As the Q1 earnings press release and Seeking Alpha discussion of earnings discuss, CVS is in the thick of improving people's health while assisting in and benefiting from the transformation of the US healthcare and reimbursement systems.
There are, however, significant risks both to the business and to the stock price. "Too much" deflation in drug pricing will not allow CVS to grow profits at a rapid rate, and could cause them to decline. Its very large (Caremark) pharmacy benefits management business is extraordinarily competitive. Investors may at any time receive an unpleasant surprise out of that division with no warning.
Another risk is the opposite one, namely of accelerating general inflation, rising interest rates, shrinking overall margins, and resultant drop in CVS' price to earnings ratio.
A different type of risk is a balance sheet one. Since there is no free lunch in finance, if one takes the conventional way to value CVS and excludes depreciation of intangibles and goodwill, then one should exclude them from a calculation of book value. This exercise reveals that CVS has almost no tangible book value. CVS has, over the years, issued debt and equity to acquire operating, generally-underperforming pharmacy chains (plus the PBM Caremark). It has eliminated their brand names, taken over their leases and any other assets, and consistently improved their profitability. Because of this strategy and the financial strategy of spending cash on shrink share count, the company has little financial cushion should business turn down. This adds an element of risk that is often unappreciated for this particular stock, given how well-run it has been and how little business risk shareholders have had to deal with.
CVS is much more tied into healthcare rather than general retail than its major competitors. This makes it more dependent on reimbursement policies of insurers, whether governmental (i.e. Medicare and Medicaid) and private insurers. With Obamacare coming into effect soon, unknown ramifications may ensue.
The reasons I spent this amount of time on the risks is because CVS has been having trouble growing sales, yet the P/E is high. A year from now, it would not be surprising for the company to be as well-run as ever, but to see the share price lower because of any of the above factors, or simply for random stock market-related reasons. If so, the company likely would simply be a better buy than it is now, but one never can know for sure. I like the stock, but it is no longer cheap in my opinion.
Ultimately, my faith in CVS stock comes from what I view as its extraordinary set of accomplishments. The company has grown steadily from startup to giant in four decades. It is innovating in various spheres. Its strong finances allow it to expand vertically or horizontally in the US as it sees the opportunities. Its expertise as a serial acquirer will stand it in very good stead as it moves on to the international arena.
So long as management continues to execute well, which I am optimistic will be the case, I anticipate that CVS is going to emerge as a major international healthcare company with decades of profitable earnings and dividend growth ahead of it.

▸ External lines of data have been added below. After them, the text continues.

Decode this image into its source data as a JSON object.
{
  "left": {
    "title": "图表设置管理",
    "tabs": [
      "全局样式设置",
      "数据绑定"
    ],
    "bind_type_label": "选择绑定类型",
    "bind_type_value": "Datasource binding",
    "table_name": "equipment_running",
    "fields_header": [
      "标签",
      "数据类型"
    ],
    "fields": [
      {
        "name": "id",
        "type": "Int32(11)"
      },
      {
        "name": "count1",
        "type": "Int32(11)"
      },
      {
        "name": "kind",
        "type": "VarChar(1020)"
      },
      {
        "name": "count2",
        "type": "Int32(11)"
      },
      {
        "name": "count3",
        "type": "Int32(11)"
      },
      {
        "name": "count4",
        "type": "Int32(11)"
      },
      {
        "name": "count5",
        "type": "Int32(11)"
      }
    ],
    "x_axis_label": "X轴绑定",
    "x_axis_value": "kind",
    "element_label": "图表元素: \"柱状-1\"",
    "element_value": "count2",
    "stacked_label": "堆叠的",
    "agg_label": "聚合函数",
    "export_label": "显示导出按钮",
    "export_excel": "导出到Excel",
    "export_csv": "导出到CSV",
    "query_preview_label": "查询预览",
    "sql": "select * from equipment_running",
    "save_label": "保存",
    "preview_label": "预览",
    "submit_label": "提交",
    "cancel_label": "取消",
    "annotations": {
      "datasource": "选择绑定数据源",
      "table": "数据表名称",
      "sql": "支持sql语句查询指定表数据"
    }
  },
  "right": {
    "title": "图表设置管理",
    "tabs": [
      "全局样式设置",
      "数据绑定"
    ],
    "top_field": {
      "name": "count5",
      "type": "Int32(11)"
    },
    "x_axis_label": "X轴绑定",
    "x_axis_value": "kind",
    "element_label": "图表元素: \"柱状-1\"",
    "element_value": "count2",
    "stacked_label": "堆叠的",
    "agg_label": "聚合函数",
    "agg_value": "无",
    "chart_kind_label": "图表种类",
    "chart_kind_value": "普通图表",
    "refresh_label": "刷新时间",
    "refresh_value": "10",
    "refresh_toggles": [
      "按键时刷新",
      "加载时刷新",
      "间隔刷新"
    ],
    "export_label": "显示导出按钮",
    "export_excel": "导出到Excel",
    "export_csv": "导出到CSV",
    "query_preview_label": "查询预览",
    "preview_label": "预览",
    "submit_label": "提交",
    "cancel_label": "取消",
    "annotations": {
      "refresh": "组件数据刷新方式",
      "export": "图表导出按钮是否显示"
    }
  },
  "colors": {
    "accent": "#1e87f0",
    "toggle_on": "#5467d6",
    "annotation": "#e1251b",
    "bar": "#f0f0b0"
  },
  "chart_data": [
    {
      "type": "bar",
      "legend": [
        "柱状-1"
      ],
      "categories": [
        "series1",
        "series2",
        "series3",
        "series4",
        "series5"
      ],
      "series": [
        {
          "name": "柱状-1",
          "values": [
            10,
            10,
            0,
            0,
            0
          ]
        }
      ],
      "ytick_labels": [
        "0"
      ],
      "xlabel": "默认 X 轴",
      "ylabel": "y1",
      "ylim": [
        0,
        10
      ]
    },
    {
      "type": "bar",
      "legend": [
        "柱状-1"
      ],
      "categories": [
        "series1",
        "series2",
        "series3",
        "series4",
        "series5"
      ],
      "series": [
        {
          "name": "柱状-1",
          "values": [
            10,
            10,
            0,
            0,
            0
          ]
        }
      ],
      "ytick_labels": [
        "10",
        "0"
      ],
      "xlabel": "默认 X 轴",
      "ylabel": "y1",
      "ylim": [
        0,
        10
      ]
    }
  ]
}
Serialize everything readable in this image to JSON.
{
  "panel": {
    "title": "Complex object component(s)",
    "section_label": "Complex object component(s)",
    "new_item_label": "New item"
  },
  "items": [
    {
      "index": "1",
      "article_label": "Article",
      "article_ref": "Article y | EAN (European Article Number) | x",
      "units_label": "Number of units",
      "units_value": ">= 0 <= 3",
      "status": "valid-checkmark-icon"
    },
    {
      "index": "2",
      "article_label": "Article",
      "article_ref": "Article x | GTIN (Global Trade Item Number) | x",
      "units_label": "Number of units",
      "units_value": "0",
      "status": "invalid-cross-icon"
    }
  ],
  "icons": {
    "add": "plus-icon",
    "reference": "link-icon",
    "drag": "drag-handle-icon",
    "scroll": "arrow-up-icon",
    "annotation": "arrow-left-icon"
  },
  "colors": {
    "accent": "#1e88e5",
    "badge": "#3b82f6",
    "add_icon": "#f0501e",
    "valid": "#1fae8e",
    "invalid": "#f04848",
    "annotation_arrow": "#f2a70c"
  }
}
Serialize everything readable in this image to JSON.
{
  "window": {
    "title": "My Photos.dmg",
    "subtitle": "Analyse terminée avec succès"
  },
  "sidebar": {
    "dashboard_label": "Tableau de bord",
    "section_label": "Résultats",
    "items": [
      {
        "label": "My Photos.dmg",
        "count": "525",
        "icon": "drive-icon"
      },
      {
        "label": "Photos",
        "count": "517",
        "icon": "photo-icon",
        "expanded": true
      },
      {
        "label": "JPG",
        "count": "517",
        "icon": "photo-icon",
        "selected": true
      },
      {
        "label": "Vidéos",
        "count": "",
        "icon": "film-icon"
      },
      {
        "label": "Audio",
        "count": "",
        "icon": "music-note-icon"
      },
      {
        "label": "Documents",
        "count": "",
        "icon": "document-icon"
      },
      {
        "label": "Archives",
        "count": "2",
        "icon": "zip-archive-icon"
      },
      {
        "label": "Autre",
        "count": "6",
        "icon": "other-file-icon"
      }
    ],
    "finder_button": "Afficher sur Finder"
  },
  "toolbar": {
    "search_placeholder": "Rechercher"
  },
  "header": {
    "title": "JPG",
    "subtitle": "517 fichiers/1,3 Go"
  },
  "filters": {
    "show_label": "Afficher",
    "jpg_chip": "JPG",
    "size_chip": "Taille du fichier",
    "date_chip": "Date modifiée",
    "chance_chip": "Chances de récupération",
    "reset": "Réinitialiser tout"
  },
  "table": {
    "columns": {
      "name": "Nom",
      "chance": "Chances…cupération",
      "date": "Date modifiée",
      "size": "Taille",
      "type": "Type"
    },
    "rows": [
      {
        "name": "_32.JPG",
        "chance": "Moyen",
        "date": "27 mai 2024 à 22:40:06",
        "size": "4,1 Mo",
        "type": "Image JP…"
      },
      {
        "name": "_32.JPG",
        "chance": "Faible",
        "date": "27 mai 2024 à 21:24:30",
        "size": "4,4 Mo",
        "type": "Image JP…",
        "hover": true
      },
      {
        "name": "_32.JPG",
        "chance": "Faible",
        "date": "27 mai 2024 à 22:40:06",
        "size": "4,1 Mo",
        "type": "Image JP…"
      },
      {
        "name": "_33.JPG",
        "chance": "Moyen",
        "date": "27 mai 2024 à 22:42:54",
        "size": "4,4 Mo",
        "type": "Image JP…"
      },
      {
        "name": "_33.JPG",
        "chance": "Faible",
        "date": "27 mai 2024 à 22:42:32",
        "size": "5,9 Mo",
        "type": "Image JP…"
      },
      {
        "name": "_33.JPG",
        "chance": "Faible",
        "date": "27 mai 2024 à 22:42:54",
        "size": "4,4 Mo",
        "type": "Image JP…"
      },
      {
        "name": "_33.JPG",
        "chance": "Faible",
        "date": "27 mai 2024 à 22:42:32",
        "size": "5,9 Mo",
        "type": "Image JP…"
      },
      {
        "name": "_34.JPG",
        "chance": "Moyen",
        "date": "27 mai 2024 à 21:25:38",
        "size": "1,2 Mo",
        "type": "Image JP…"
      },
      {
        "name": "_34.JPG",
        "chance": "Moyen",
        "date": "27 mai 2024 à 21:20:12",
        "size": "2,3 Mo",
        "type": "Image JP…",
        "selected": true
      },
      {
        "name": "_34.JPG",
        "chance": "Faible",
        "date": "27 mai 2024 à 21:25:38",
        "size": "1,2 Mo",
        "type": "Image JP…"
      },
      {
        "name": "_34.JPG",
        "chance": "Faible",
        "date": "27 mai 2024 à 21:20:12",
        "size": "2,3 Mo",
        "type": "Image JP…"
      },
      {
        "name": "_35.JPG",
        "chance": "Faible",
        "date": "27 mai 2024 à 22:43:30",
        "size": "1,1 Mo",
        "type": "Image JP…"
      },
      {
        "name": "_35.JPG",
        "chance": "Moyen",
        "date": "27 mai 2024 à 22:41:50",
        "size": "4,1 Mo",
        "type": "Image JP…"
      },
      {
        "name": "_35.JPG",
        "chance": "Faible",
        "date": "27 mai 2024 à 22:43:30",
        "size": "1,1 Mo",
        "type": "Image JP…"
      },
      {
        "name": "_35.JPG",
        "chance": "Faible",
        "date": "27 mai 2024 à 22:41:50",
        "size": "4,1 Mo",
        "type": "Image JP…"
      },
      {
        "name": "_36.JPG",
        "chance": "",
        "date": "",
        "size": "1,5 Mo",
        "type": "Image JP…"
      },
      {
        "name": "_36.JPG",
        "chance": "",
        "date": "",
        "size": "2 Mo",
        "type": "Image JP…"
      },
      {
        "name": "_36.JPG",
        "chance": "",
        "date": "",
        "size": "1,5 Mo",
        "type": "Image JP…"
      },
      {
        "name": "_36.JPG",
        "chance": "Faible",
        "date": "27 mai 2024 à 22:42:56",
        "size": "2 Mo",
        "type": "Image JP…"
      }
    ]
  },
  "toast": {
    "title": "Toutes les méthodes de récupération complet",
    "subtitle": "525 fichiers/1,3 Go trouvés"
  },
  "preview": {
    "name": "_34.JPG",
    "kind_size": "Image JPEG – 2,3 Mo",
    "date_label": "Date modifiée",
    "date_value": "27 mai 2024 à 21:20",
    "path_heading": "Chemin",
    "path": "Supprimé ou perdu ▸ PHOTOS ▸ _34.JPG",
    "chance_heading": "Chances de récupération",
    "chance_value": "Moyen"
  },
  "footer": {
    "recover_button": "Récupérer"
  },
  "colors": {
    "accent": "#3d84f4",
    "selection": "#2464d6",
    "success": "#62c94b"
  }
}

Disclosure: I am long CVS. I wrote this article myself, and it expresses my own opinions. I am not receiving compensation for it (other than from Seeking Alpha). I have no business relationship with any company whose stock is mentioned in this article.